Russia’s Central Bank cuts key rate to 7%
The board of directors of Russia's Central Bank has cut its key rate today by 25 bp to 7.00% per annum.
Commenting on the decision, the regulator's press service said that inflation slowdown is continuing, but inflation expectations remain elevated.
The Central Bank noted that Russian economy’s growth rate is still coming in lower than the Bank of Russia’s expectations, as well as stressed that risks of a global economic slowdown have increased.
According to the regulator, risks of inflation accelerating or slowing down by the year-end are balanced. Du to this, the central bank said it had lowered its year-end inflation forecast to 4.0-4.5% from 4.2-4.7%.
According to the Bank of Russia’s forecast and taking into account the monetary policy stance, annual inflation will remain close to 4%.
If the situation develops in line with the baseline forecast, the Bank of Russia will consider the necessity of further key rate reduction at one of the upcoming Board of Directors’ meetings.
The next meeting of the Board of Directors of the Central Bank, at which the key rate will be discussed, will be held on October 25, 2019.
Head of the State Duma’s Committee for Financial Markets Anatoly Aksakov, speaking to Vestnik Kavkaza, noted that the Russian Central Bank is able to lower its key rate to a pre-crisis level thanks to a steadily decelerating inflation. "By the end of the year, inflation will reach the target of 4%, and next year, according to the forecasts of the Ministry of Economic Development, it will reach 3.6%. In August there was a deflation of 0.2%, for the first time in two years.

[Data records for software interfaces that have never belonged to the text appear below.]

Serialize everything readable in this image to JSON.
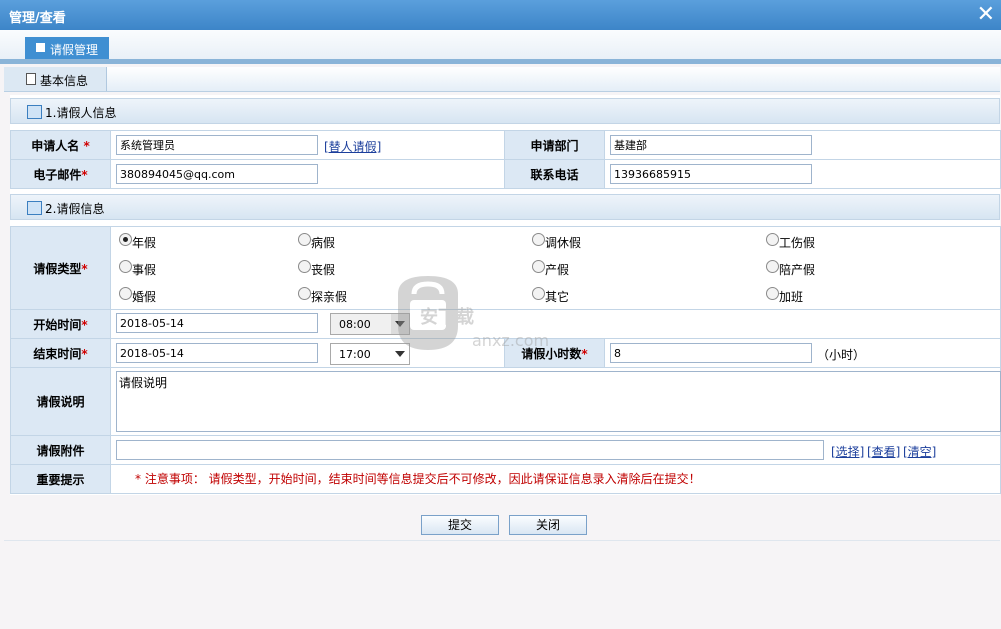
{
  "window": {
    "title": "管理/查看",
    "close": "✕"
  },
  "tab": {
    "label": "请假管理"
  },
  "section_tab": {
    "label": "基本信息"
  },
  "group1": {
    "title": "1.请假人信息"
  },
  "group2": {
    "title": "2.请假信息"
  },
  "applicant": {
    "name_label": "申请人名",
    "name_value": "系统管理员",
    "proxy_link": "[替人请假]",
    "dept_label": "申请部门",
    "dept_value": "基建部",
    "email_label": "电子邮件",
    "email_value": "380894045@qq.com",
    "phone_label": "联系电话",
    "phone_value": "13936685915"
  },
  "leave": {
    "type_label": "请假类型",
    "types": [
      "年假",
      "病假",
      "调休假",
      "工伤假",
      "事假",
      "丧假",
      "产假",
      "陪产假",
      "婚假",
      "探亲假",
      "其它",
      "加班"
    ],
    "selected_type": "年假",
    "start_label": "开始时间",
    "start_date": "2018-05-14",
    "start_time": "08:00",
    "end_label": "结束时间",
    "end_date": "2018-05-14",
    "end_time": "17:00",
    "hours_label": "请假小时数",
    "hours_value": "8",
    "hours_unit": "（小时）",
    "desc_label": "请假说明",
    "desc_value": "请假说明",
    "attach_label": "请假附件",
    "attach_links": [
      "[选择]",
      "[查看]",
      "[清空]"
    ],
    "notice_label": "重要提示",
    "notice_text": "* 注意事项： 请假类型，开始时间，结束时间等信息提交后不可修改，因此请保证信息录入清除后在提交！"
  },
  "buttons": {
    "submit": "提交",
    "close": "关闭"
  },
  "required_mark": "*",
  "watermark": {
    "brand": "安下载",
    "domain": "anxz.com"
  },
  "colors": {
    "title_bar": "#3d85c8",
    "label_bg": "#dce8f4",
    "required": "#d00000",
    "link": "#1c3f9c"
  }
}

Accordingly, there is currency stability and the stability of the financial sector as a whole," he said.
"The second factor is low economic growth, which forces them to work on reviving it. The key rate is the right tool for this purpose, since its reduction makes loans cheaper for both business and the public. It was also caused by external factors: the Fed has already cut its refinancing rate and plans to continue this trend," Anatoly Aksakov said.
According to the head of the State Duma’s Committee for Financial Markets, the Central Bank could reduce the rate by 50 percentage points today. "This would not affect inflation. But the Central Bank, apparently, decided to move in stages. I’m sure that there will be another 0.25% decrease at the next meeting of the board of directors, because there are objective conditions for a more significant reduction in the key rate," he stressed.
The professor at the department of the stock market and investments at the Higher School of Economics, Alexander Abramov, in turn, suggested that a key rate could be reduced to 5% without threatening inflation targets.
At the same time, the Russian Central Bank continues to adhere to the slowest rate of declining the key rate. "This is done to take any negative consequences into account. In this case, with stagnating incomes, the key factor is moderate inflation, and while it continues to decline, the Central Bank could regularly cut the rate by 0.5%. Cutting 0.25% to 7% is a very small step when compared with the practices of other countries. Yes, in the U.S. the rate is reduced by 0.25%, since it is already 2.5-3%, but when the rate is 7%, it's too slow. But it's a signal that the Central Bank is aware of its reserves and will lower the rate further," Alexander Abramov concluded.